═════ Recorded information

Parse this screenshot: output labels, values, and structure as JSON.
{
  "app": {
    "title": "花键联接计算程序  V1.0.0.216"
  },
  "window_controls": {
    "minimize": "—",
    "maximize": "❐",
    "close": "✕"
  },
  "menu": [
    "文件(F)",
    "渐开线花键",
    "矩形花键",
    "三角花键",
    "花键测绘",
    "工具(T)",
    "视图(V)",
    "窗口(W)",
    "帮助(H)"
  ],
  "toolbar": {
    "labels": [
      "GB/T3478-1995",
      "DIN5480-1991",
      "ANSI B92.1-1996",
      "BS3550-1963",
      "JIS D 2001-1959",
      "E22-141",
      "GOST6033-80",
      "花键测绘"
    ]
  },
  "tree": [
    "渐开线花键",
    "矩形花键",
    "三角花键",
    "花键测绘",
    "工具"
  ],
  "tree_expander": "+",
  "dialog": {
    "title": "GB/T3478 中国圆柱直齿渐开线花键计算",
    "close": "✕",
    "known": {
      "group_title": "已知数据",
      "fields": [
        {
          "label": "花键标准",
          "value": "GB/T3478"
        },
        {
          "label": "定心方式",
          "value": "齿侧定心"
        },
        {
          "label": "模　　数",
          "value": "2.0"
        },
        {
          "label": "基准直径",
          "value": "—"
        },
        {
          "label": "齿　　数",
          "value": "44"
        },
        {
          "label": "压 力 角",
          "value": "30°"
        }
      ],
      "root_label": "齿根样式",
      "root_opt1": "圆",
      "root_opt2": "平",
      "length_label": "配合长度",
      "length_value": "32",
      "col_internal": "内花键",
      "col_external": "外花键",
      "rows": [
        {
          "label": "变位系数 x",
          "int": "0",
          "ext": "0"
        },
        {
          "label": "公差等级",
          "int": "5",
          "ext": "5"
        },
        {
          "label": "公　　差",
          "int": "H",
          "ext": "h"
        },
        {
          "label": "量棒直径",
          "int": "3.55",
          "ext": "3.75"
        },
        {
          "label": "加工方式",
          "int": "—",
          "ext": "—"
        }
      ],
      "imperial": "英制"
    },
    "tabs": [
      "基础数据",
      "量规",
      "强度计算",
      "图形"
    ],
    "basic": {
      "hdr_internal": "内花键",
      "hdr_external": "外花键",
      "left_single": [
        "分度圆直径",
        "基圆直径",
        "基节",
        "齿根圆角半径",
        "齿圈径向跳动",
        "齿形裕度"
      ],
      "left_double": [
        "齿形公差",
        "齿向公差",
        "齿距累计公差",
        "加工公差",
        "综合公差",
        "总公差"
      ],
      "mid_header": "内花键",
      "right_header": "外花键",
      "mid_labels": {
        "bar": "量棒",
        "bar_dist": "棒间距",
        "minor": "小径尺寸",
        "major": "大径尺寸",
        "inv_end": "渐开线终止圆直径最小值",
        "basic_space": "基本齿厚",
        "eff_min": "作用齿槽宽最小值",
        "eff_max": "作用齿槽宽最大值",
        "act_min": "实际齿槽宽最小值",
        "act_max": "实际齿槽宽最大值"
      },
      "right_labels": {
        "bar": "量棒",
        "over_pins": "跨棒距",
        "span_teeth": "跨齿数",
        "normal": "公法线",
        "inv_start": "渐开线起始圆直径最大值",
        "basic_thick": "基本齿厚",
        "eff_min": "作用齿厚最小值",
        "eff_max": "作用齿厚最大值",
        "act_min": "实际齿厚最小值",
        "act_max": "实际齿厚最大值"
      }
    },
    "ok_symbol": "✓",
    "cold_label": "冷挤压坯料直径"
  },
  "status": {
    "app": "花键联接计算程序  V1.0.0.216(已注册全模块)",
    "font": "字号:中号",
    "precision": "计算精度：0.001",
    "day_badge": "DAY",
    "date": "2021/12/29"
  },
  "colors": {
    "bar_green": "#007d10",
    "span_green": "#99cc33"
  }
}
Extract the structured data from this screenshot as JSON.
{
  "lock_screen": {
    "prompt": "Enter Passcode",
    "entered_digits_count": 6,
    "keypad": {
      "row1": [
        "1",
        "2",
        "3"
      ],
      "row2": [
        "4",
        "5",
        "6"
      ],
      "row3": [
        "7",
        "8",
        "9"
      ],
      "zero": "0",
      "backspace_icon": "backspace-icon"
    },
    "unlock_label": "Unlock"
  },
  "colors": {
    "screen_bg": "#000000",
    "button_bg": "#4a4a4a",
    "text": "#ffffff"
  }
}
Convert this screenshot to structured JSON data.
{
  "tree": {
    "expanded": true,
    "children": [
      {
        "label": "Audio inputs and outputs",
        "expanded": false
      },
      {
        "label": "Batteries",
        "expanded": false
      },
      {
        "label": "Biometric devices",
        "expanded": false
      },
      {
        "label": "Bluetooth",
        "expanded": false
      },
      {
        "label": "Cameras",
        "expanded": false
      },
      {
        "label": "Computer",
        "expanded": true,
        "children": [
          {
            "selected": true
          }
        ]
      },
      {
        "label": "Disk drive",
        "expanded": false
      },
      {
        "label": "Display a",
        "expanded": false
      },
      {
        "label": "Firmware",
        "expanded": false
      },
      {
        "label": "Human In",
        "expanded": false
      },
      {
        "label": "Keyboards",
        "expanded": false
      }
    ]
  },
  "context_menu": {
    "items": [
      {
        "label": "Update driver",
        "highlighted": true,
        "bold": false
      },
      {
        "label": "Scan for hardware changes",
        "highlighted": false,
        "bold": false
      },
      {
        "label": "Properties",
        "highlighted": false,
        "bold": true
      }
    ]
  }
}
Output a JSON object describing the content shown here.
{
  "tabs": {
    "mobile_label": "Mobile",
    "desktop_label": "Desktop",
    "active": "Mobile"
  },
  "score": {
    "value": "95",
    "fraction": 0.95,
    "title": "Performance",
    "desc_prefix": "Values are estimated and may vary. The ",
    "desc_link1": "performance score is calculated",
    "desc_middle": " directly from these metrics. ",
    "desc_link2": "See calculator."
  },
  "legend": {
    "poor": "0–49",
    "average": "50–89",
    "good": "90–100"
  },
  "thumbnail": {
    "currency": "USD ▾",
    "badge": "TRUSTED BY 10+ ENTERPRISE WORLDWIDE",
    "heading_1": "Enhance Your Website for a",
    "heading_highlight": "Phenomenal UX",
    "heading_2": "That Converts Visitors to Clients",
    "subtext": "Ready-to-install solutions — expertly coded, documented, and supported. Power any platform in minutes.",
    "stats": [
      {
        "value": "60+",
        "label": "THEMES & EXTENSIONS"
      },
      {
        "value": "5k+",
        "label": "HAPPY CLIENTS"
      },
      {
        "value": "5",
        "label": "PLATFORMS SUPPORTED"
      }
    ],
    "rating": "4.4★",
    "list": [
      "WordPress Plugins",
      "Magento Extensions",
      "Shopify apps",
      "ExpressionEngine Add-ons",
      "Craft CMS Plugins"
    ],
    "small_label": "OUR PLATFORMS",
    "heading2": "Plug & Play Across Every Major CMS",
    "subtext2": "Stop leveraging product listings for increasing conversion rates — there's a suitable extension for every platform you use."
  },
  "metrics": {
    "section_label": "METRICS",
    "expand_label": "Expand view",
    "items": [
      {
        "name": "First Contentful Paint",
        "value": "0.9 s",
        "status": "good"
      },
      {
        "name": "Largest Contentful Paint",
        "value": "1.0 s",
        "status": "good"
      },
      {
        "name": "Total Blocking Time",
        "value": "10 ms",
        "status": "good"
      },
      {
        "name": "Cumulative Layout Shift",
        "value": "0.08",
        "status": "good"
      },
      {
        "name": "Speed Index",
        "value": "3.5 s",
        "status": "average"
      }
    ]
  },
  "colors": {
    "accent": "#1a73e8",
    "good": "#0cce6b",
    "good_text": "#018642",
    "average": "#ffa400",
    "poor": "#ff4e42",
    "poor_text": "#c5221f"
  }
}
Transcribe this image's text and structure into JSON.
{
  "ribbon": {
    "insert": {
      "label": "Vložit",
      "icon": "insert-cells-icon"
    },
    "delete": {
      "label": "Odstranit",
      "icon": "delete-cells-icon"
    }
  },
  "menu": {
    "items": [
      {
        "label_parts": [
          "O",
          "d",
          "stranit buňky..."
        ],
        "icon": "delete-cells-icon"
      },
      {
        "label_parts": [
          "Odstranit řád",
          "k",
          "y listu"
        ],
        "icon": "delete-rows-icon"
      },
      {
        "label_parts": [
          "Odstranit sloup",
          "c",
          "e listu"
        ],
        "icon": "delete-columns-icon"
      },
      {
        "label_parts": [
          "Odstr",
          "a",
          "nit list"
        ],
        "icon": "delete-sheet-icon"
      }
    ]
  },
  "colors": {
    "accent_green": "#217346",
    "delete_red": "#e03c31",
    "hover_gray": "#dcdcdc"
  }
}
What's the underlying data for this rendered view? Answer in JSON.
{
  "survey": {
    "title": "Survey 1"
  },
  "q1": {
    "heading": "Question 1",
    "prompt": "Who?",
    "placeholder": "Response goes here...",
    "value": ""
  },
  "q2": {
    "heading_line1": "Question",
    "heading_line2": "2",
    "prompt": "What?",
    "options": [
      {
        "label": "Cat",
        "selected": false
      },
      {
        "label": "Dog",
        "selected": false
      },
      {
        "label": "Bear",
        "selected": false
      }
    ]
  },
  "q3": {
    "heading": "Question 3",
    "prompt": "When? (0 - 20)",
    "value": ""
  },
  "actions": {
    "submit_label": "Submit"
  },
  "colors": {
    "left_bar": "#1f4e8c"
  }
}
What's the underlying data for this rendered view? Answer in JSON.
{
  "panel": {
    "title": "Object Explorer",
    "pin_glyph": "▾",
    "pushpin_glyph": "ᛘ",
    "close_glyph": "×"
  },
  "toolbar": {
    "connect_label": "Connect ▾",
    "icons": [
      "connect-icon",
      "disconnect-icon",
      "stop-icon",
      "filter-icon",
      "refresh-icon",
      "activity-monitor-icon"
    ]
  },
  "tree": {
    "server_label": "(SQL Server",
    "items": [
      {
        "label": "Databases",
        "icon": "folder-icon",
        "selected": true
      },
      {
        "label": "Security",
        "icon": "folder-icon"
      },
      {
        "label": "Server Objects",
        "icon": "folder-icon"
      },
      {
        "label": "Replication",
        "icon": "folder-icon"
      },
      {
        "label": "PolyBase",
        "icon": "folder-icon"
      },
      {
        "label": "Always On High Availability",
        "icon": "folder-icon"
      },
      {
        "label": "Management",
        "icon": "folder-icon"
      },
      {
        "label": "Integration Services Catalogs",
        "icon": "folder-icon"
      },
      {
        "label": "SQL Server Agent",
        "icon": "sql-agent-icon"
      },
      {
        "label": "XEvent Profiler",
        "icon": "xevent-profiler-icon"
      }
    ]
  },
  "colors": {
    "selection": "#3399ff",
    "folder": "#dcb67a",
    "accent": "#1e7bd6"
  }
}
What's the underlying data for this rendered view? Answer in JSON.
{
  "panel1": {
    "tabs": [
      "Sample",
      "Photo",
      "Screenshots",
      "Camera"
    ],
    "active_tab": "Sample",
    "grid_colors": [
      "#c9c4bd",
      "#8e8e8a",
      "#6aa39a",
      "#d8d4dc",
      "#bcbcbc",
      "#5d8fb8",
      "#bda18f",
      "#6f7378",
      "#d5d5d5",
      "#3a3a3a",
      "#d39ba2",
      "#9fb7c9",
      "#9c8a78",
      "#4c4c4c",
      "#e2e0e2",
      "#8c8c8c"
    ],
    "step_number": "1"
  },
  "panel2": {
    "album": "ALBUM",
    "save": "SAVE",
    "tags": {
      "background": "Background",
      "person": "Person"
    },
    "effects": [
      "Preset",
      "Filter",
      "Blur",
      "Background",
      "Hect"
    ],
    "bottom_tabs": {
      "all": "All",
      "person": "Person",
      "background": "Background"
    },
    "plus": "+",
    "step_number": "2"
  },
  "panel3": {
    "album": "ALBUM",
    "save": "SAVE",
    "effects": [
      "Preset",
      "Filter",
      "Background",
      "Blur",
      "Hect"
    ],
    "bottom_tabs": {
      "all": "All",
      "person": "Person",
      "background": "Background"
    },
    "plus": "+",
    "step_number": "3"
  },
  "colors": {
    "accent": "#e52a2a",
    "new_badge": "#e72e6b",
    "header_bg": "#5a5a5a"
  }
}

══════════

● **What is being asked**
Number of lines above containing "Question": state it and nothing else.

● **Solution to this task**
3